=== Begin Enclosure ===

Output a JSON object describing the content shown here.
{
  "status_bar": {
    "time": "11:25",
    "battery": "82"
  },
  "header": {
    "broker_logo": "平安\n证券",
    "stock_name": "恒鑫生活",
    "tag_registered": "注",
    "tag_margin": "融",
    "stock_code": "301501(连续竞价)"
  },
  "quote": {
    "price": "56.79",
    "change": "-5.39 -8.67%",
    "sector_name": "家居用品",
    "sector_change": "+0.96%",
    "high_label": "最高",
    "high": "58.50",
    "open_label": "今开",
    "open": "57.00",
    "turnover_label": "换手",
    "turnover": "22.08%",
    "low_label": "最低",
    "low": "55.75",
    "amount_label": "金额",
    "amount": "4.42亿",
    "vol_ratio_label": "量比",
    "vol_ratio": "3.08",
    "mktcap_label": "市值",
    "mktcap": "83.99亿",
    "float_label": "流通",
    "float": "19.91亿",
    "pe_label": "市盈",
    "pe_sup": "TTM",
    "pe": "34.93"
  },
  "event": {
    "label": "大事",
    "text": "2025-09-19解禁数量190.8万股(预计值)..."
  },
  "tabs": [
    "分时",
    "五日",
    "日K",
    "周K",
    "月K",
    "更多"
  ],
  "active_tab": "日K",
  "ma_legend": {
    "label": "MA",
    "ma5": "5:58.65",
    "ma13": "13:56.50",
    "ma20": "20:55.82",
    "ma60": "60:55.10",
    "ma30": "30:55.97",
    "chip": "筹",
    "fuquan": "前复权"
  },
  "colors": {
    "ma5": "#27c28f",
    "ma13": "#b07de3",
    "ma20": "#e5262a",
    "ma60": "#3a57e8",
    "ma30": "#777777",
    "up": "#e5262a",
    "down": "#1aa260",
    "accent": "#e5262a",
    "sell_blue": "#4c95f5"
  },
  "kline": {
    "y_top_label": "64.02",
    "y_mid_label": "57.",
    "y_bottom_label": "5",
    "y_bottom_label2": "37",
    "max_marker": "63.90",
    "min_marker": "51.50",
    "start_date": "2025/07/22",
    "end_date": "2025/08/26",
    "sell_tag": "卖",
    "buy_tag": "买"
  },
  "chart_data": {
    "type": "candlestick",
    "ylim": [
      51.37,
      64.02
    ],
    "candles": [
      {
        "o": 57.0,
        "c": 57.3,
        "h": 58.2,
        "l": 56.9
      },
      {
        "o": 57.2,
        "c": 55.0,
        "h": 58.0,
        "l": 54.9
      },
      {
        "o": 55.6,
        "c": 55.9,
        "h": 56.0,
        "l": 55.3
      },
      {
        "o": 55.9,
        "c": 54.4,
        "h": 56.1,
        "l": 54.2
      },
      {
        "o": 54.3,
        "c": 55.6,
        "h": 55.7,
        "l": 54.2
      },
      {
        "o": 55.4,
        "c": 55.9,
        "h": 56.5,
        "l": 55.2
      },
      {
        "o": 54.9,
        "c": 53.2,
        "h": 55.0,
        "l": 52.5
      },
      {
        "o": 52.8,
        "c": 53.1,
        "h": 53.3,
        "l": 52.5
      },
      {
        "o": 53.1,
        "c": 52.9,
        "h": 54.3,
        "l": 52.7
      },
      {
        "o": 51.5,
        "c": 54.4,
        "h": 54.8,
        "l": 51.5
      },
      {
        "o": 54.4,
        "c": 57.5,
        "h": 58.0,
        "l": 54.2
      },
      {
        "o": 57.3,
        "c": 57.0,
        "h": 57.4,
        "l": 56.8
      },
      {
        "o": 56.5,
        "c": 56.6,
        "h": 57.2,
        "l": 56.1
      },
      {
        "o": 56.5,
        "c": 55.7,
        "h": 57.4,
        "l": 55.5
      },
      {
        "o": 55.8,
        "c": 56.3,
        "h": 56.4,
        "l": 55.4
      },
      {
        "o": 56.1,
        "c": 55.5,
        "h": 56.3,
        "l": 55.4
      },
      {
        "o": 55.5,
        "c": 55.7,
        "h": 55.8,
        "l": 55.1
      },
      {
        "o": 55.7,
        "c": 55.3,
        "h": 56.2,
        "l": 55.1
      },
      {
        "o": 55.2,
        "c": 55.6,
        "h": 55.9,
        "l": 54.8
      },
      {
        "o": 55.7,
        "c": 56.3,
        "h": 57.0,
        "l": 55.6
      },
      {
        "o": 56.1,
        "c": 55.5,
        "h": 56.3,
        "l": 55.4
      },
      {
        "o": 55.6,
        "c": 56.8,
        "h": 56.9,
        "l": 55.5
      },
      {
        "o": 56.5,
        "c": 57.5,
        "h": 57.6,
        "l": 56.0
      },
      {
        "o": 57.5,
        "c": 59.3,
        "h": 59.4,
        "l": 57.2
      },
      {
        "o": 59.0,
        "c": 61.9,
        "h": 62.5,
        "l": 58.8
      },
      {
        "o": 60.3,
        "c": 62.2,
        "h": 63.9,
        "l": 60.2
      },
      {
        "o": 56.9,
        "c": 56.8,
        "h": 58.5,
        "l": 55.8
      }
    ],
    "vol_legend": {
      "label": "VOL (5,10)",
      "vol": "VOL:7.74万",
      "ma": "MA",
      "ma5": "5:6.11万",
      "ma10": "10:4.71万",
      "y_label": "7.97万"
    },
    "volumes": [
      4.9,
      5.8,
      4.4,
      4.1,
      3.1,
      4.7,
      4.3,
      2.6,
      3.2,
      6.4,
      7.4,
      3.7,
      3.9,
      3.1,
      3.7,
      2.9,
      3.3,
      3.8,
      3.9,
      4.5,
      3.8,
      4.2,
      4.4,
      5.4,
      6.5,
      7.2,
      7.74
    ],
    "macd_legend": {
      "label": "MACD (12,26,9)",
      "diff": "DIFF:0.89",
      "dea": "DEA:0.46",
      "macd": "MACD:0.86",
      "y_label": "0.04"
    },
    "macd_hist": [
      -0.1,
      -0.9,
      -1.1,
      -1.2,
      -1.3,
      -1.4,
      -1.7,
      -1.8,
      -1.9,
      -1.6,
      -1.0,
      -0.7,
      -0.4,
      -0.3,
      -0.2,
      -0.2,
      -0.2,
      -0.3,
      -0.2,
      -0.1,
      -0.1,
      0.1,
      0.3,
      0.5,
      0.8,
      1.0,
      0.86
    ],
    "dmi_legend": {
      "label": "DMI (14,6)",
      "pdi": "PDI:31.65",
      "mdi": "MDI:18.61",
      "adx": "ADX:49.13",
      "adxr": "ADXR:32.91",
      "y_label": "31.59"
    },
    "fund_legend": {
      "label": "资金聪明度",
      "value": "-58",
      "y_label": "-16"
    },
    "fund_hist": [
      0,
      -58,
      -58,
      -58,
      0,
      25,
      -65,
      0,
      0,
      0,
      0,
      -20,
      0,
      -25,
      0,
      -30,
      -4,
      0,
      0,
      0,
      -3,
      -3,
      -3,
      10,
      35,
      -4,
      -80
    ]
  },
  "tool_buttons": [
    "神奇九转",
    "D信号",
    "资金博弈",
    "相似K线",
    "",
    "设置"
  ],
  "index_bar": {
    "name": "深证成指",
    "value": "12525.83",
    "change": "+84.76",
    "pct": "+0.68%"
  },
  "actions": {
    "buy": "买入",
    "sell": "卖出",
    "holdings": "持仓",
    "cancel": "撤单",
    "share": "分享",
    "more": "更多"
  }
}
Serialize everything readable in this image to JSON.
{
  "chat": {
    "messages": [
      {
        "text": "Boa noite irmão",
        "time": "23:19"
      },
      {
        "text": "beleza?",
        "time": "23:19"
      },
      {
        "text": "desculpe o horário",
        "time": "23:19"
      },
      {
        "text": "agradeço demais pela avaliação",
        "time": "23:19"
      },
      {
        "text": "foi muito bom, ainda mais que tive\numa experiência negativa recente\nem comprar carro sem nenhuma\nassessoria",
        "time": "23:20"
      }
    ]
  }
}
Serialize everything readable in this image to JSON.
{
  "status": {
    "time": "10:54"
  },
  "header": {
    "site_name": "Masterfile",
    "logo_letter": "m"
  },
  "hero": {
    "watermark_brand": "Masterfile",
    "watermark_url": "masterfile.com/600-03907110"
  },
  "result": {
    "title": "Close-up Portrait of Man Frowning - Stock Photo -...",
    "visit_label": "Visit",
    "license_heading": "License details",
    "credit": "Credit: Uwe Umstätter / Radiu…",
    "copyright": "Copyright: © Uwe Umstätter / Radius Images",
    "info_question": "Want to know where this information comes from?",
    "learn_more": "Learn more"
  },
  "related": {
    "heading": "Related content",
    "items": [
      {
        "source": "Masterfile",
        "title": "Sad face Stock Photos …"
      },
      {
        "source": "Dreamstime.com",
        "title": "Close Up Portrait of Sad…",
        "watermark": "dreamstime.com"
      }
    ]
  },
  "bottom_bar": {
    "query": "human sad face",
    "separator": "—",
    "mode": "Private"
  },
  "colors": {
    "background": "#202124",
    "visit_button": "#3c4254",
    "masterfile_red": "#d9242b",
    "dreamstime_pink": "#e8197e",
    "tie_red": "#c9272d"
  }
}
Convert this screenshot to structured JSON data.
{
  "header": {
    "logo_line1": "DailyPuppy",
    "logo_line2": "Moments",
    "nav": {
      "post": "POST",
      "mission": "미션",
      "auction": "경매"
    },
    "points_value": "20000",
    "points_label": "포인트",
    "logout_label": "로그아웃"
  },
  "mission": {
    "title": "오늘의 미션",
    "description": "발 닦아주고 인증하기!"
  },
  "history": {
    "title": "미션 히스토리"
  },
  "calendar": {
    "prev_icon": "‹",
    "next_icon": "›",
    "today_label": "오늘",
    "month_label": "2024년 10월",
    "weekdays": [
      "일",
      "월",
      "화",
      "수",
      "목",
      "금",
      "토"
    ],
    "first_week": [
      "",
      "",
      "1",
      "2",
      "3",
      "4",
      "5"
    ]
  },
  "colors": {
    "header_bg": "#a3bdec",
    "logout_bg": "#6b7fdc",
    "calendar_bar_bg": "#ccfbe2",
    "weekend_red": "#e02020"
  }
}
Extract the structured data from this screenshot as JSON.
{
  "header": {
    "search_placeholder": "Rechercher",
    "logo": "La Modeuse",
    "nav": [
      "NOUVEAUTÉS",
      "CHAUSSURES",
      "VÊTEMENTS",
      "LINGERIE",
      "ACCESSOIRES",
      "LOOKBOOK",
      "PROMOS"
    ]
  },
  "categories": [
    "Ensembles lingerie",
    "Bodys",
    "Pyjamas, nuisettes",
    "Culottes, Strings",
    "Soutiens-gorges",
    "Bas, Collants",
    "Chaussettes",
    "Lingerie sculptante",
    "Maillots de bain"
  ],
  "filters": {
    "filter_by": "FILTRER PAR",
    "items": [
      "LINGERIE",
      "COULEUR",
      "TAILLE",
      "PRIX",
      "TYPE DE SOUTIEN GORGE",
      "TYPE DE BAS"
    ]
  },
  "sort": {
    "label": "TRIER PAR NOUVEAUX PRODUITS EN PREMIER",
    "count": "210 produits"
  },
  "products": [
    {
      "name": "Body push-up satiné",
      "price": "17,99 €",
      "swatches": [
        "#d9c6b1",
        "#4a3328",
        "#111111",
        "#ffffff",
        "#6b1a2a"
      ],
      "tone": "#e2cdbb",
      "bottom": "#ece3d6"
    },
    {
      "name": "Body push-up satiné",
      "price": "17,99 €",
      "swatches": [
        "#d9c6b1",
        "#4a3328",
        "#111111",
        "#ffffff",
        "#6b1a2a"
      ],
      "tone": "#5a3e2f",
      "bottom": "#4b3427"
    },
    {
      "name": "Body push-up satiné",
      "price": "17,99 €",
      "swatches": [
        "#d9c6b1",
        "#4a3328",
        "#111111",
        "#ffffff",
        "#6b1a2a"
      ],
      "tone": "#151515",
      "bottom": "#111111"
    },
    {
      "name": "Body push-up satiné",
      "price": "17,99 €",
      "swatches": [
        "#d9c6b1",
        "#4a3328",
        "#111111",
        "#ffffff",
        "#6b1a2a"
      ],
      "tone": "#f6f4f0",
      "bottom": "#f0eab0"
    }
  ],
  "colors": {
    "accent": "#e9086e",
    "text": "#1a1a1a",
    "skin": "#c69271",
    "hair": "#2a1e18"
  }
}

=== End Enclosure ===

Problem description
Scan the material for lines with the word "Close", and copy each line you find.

Your solution
    "title": "Close-up Portrait of Man Frowning - Stock Photo -...",
        "title": "Close Up Portrait of Sad…",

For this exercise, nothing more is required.